A court forces to adapt teaching to the needs of a dyslexic child
Las Palmas de Gran Canaria, March 20 (EFE).- The Superior Court of Justice of the Canary Islands (TSJC) has ordered the Ministry of Education of the autonomous community to take measures so that the education received by a child with dyslexia is adapted to your learning needs, so that you can progress correctly.
In a sentence released by the association of public employees La Casa del Oficial, the TSJC acknowledges to some parents that the Ministry of Education has violated their child's constitutional right to equality, by not meeting their repeated requirements for the child to subject to a pedagogical evaluation and for the teaching to be adapted to his problem.
In 2013, the boy's parents informed the concerted school in Gran Canaria where he was studying that they had diagnosed him with dyslexia, so they asked that the teaching they gave him be done in a personalized way, "adapted to his circumstances".
The Contentious-Administrative Chamber of the TSJC reports that the family received evasive responses from the school in the following years: first, that they did not have a psycho-pedagogical office; then, that the child did not suffer from dyslexia, but a lack of language stimulation; later, that it was progressing well; and lastly, that his IQ was average.
Given these responses, the family forwarded their requests to the Ministry of Education, but without success.
The magistrates consider that, despite what the school and the council allege, "there are sufficient indications to be able to demand the school or the educational administration to adopt the necessary measures to respond and support the learning difficulties of the student. minor".
The Chamber considers that the child's dilexia problems are "obvious" and, furthermore, they were diagnosed, which does not contradict in any way the fact that his IQ is 116 because this "does not imply that there are no learning difficulties".
The TSJC examines some similar Supreme Court rulings on cases of students with autism spectrum disorder (ASD) and concludes that, like them, children with dyslexia "are in a starting position of inequality, which makes them deserving of an administrative response suited to your needs."
The magistrate rapporteur of the sentence recalls that dyslexia is included in the regulations as a case of specific learning difficulty and that the schooling of students with these problems is governed by the principles of normalization, inclusion and effective equality.
The TSJC defends that all this imposes a double obligation on the authorities before these children: first, the provision of means in the form of personnel, facilities and educational programs appropriate to their needs; and second, “the burden of explaining why the support a student requires cannot be provided with measures of attention to diversity in ordinary schools”.

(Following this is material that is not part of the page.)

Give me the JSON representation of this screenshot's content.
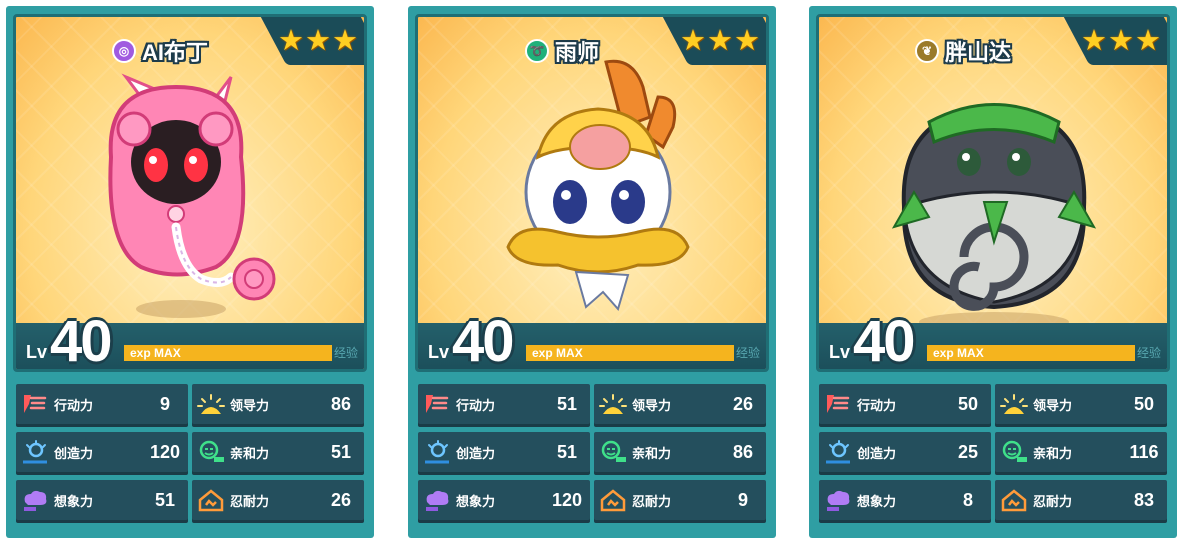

The association that has disseminated the sentence ensures that it is the first in Spain that orders a Ministry of Education to adapt teaching to children with dyslexia.